High internal engine temperatures lead to the formation of oxides of nitrogen (NOx) that are smog forming pollutants. The exhaust gas recirculation (EGR) system is used to lower combustion temperatures and reduce NOx emissions. This is accomplished by reintroducing exhaust gases into the engine via an EGR valve.
Some EGR valves are vacuum controlled, some are completely electronic and some are a combination of the two. The hybrid systems often use a remote-mounted EGR control solenoid which is used to apply vacuum to the EGR valve itself. The solenoid is directly controlled by the powertrain control module (PCM).
The typical symptoms of a failed EGR control solenoid include stalling, surging, rough idle, increased emissions, and an illuminated check engine light.
Part 1 of 3: Locate the EGR control solenoid
In order to safely and efficiently replace your EGR control solenoid, you will need a couple of basic tools:
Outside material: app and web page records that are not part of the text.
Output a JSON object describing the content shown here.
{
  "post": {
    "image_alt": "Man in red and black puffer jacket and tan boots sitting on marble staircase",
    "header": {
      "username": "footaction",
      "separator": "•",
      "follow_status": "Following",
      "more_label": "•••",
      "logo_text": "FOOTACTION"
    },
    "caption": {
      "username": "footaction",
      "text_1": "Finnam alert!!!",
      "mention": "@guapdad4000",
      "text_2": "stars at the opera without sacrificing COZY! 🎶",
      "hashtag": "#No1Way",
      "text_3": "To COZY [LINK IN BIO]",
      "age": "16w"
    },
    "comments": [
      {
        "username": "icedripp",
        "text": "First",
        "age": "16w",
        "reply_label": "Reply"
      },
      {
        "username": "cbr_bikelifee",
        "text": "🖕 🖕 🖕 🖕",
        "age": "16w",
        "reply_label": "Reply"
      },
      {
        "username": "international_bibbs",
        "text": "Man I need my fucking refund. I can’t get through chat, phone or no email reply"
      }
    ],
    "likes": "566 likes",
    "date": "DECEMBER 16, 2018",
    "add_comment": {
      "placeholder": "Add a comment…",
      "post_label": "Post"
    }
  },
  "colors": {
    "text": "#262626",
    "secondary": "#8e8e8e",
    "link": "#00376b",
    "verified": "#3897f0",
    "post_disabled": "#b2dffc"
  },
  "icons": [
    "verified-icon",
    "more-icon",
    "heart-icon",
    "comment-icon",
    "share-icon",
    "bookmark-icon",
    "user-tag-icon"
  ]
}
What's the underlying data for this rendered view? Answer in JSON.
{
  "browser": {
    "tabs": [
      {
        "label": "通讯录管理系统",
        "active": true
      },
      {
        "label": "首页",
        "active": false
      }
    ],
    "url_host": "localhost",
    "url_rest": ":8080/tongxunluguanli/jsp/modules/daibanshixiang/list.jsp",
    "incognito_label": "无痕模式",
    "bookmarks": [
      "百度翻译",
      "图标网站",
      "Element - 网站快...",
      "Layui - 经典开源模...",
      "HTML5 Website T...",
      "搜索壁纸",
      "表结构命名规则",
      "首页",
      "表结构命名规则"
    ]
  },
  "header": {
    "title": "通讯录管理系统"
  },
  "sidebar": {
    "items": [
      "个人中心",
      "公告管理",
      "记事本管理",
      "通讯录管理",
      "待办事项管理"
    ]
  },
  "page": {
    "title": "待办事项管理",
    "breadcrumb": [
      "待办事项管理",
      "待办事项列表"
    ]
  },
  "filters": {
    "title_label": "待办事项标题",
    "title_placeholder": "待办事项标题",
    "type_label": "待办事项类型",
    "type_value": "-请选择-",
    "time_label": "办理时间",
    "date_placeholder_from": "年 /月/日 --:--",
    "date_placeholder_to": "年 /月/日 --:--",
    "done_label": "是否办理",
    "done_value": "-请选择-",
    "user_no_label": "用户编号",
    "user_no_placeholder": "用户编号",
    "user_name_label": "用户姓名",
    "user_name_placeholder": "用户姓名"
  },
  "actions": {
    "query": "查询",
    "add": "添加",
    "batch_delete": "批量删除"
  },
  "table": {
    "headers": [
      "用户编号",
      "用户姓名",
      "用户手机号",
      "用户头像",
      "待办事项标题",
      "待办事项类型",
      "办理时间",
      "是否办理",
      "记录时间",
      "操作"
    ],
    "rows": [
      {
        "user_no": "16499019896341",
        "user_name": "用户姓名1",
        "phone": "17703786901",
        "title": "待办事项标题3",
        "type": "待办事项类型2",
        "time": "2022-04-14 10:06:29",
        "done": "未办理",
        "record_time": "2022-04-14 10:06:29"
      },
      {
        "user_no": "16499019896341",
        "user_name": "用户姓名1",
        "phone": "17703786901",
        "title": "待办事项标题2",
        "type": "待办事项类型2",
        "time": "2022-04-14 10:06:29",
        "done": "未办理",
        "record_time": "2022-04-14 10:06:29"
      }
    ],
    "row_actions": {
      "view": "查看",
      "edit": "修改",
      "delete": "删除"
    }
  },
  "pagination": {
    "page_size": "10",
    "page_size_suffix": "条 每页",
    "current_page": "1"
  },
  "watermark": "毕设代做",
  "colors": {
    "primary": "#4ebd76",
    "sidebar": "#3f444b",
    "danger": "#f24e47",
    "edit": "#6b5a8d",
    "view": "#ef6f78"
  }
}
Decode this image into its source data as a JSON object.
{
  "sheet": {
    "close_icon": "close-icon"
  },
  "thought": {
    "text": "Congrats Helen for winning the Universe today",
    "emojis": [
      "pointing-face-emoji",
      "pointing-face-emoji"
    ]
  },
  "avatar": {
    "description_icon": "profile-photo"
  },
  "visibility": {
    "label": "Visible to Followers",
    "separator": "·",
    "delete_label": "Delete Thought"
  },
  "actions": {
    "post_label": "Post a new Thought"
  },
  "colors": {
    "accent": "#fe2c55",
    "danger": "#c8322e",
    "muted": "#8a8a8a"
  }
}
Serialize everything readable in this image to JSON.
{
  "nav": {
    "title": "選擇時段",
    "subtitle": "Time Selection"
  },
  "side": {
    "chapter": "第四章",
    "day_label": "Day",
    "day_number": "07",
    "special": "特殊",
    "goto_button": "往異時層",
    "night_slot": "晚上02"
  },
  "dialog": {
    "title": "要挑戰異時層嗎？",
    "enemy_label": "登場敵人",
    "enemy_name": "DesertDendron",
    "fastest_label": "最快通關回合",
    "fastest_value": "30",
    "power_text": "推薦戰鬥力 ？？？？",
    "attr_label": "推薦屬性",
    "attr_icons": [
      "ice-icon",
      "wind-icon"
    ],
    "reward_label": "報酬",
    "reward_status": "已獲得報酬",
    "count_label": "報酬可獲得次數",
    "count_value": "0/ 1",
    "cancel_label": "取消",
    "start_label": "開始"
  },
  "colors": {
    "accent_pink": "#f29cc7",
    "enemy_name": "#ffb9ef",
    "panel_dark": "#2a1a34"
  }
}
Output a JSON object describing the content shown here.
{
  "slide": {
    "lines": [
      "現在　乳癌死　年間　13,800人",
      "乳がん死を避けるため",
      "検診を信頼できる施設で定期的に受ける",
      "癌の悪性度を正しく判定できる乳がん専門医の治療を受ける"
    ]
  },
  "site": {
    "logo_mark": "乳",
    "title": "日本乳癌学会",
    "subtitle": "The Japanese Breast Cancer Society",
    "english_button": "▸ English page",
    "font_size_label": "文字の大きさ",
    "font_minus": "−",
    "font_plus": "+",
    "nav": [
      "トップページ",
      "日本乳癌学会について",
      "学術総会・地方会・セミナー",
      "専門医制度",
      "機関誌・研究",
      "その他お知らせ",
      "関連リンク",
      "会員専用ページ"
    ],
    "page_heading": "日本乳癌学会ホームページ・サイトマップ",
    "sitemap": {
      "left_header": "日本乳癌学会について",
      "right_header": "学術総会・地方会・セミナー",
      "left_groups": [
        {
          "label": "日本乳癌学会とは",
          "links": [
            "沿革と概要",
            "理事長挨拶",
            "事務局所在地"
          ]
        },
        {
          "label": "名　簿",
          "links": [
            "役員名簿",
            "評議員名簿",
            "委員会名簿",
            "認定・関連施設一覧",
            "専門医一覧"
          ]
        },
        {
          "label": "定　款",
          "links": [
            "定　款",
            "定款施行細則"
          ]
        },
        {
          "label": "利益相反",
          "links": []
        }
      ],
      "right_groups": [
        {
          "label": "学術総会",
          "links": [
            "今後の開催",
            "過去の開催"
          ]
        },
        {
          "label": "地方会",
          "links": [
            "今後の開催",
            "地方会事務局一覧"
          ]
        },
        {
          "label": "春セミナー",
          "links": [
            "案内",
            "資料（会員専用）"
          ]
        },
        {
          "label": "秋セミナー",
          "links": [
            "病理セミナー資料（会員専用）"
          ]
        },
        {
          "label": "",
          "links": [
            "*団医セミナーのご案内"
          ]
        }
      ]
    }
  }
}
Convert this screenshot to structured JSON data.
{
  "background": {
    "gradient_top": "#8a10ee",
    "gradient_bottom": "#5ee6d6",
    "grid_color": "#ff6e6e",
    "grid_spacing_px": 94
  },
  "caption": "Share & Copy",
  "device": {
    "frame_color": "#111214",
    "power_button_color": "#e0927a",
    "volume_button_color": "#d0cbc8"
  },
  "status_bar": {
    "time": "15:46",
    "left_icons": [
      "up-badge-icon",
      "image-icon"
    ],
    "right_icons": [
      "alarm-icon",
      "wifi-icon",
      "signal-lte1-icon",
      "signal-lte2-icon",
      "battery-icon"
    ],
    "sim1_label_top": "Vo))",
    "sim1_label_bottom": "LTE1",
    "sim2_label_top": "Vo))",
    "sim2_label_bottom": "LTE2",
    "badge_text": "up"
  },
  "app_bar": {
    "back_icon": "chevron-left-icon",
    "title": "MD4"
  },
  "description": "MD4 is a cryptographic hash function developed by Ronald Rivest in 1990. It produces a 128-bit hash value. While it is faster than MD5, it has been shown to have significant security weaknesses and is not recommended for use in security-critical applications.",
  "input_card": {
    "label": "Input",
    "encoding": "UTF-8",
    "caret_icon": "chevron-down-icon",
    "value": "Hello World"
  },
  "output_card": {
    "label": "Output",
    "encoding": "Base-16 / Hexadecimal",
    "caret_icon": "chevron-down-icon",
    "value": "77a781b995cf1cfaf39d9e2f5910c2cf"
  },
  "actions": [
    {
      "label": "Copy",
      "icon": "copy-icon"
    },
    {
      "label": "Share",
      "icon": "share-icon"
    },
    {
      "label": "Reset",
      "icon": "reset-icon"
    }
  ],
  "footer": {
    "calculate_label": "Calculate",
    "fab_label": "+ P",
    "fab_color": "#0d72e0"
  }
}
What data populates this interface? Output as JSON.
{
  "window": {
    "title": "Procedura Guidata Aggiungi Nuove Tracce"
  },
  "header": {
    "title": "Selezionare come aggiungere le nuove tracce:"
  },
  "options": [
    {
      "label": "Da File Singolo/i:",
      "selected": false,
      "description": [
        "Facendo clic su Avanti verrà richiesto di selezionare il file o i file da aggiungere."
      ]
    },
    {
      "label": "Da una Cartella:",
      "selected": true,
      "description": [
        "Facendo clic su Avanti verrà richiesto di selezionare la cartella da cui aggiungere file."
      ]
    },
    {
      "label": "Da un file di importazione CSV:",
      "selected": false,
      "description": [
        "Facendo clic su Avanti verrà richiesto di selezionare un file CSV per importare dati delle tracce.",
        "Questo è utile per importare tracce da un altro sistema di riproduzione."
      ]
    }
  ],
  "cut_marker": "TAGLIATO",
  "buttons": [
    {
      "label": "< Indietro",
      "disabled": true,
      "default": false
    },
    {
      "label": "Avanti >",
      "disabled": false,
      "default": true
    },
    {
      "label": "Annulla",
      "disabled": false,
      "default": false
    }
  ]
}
Step 1: Locate the EGR control solenoid. The check valve is generally found mounted to the intake manifold or firewall.
Part 2 of 3: Remove the EGR control valve
Step 1: Disconnect the negative battery cable. Disconnect the negative battery cable and set it aside.
Step 2: Disconnect the solenoid vacuum hoses. Disconnect the vacuum hoses by carefully sliding them off the connections.
Step 3: Remove the electrical connector. Remove the electrical connector by pushing down on the tab and sliding it off.
Step 4: Remove the retaining fastener. Remove the solenoid retaining fastener using a ratchet or wrench.
Step 5: Remove the solenoid. Remove the old EGR control solenoid and keep it aside.
Part 3 of 3: Install the air injection check valve
Step 1: Mount the new solenoid. Mount the new solenoid in position.
Step 2: Install the fasteners. Reinstall the fasteners and tighten them until they are snug.
Step 3: Reinstall the electrical connector. Put the electrical connector back on.
Step 4: Reinstall the vacuum hoses. Put back the vacuum hoses that you had removed earlier.
Step 5: Reconnect the negative battery cable. Reconnect the negative battery cable and tighten it down.
That’s it - you now have a new EGR control solenoid! If you’d prefer to leave this task to the professionals, YourMechanic offers an expert EGR control solenoid replacement service that you can rely on.
This article originally appeared on YourMechanic.com as How to Replace an Exhaust Gas Recirculation (EGR) Control Solenoid and was authored by Mia Bevacqua.